Distributed by Distributed by Passion River Films, 154 Mt. Bethel Rd., Warren, NJ 07059; 732-321-0711
Produced by Produced by Bobby Anderson and Chad Butler
Directed by Directed by Melody League
DVD, color, 88 min.
College - General Adult
Japan, Popular Culture, Music Trade, Singers
Date Entered: 07/10/2018
Reviewed by: Reviewed by Bryan J. Sajecki, University at Buffalo
25 in 24 is the story of one musician’s incredible dream; performing 25 times in only 24 hours. The dream and vision is that of Jon Foreman, the front man and guitarist from alternative rock band Switchfoot. The idea stemmed from Foreman’s tremendous urge to give back to the world around him and to embrace his local community, one song at a time.
Throughout the film, Foreman displays his healthy obsession with music and finds ways to channel the rock n’ roll chaos to transcend age, race, background, and other boundaries. The man is oozing music out of his pores. Alongside his musical talents, his philosophies are marked with inspiration and positivity. The interviews with Foreman tell a story of a person trying to change the world with his ideals. Each venue in San Diego, California where he chose to perform, possesses some personal meaning for him. His bandmates, which are an evolving lineup for each performance, all volunteered their time because of their strong friendships with Jon and their appreciation of his vision.
The film is filled with beautiful shots of the Pacific Oceanside. Since the film takes place through a full day, the lighting changes throughout depending on the setting. The camera shots often employ soft filters and blurs to transition between interviews with the multitude of Foreman’s bandmates, people in the community, and the live performances. The transitions are also accompanied by Foreman’s music, giving each scene a life all its own.

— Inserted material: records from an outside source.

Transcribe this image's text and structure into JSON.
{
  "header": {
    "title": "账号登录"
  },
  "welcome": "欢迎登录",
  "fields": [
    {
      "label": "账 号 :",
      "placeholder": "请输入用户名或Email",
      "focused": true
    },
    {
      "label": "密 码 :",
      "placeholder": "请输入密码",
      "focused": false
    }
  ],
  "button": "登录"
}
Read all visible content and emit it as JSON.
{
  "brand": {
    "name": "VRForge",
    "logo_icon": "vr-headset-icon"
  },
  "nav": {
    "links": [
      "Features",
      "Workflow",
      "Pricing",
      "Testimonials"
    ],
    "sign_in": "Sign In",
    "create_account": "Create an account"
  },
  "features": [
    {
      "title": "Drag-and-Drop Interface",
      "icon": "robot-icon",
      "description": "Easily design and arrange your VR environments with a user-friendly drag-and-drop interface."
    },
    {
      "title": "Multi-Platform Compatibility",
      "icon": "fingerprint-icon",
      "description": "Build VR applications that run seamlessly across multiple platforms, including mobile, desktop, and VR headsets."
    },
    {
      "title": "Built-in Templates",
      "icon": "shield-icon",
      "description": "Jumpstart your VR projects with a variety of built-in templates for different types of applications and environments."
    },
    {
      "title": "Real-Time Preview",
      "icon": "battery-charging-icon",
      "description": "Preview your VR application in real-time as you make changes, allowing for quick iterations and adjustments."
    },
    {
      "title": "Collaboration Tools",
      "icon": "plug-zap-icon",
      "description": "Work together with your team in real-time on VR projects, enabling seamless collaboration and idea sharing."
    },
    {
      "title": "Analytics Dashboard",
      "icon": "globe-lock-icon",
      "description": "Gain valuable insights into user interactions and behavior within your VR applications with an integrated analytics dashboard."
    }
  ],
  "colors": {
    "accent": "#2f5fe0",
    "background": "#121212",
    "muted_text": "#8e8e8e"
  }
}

This film will be a great addition to any high school or academic library, as it deals with something that is very easy to relate to—music. Foreman’s ideals regarding reality and using music as an escape are highly poignant. The documentary is as entertaining as it is inspiring, giving the viewer an intimate view into a musician’s mind. It would pair well with popular music classes or even sociological studies.